* Task:
From the first line to the last, write out the records exactly, leaving the pictures behind.

[Excerpts from a dataset]
● ● ● ●
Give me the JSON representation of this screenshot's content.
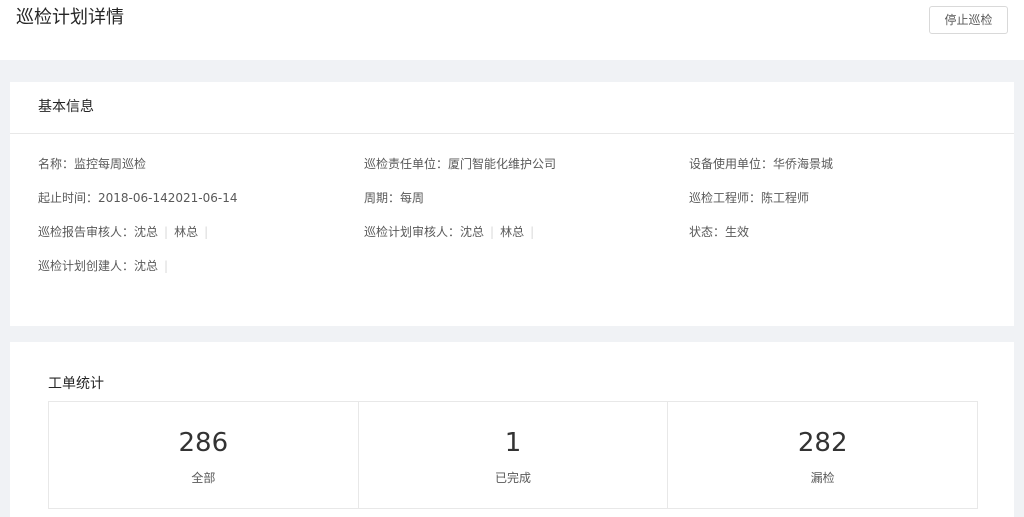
{
  "header": {
    "title": "巡检计划详情",
    "stop_button": "停止巡检"
  },
  "basic": {
    "title": "基本信息",
    "name_label": "名称：",
    "name_value": "监控每周巡检",
    "resp_unit_label": "巡检责任单位：",
    "resp_unit_value": "厦门智能化维护公司",
    "use_unit_label": "设备使用单位：",
    "use_unit_value": "华侨海景城",
    "period_time_label": "起止时间：",
    "period_time_value": "2018-06-142021-06-14",
    "cycle_label": "周期：",
    "cycle_value": "每周",
    "engineer_label": "巡检工程师：",
    "engineer_value": "陈工程师",
    "report_reviewer_label": "巡检报告审核人：",
    "report_reviewers": [
      "沈总",
      "林总"
    ],
    "plan_reviewer_label": "巡检计划审核人：",
    "plan_reviewers": [
      "沈总",
      "林总"
    ],
    "status_label": "状态：",
    "status_value": "生效",
    "creator_label": "巡检计划创建人：",
    "creators": [
      "沈总"
    ]
  },
  "stats": {
    "title": "工单统计",
    "items": [
      {
        "number": "286",
        "label": "全部"
      },
      {
        "number": "1",
        "label": "已完成"
      },
      {
        "number": "282",
        "label": "漏检"
      }
    ]
  }
}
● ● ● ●
* Your solution:
Give me the JSON representation of this screenshot's content.
{
  "header": {
    "title": "巡检计划详情",
    "stop_button": "停止巡检"
  },
  "basic": {
    "title": "基本信息",
    "name_label": "名称：",
    "name_value": "监控每周巡检",
    "resp_unit_label": "巡检责任单位：",
    "resp_unit_value": "厦门智能化维护公司",
    "use_unit_label": "设备使用单位：",
    "use_unit_value": "华侨海景城",
    "period_time_label": "起止时间：",
    "period_time_value": "2018-06-142021-06-14",
    "cycle_label": "周期：",
    "cycle_value": "每周",
    "engineer_label": "巡检工程师：",
    "engineer_value": "陈工程师",
    "report_reviewer_label": "巡检报告审核人：",
    "report_reviewers": [
      "沈总",
      "林总"
    ],
    "plan_reviewer_label": "巡检计划审核人：",
    "plan_reviewers": [
      "沈总",
      "林总"
    ],
    "status_label": "状态：",
    "status_value": "生效",
    "creator_label": "巡检计划创建人：",
    "creators": [
      "沈总"
    ]
  },
  "stats": {
    "title": "工单统计",
    "items": [
      {
        "number": "286",
        "label": "全部"
      },
      {
        "number": "1",
        "label": "已完成"
      },
      {
        "number": "282",
        "label": "漏检"
      }
    ]
  }
}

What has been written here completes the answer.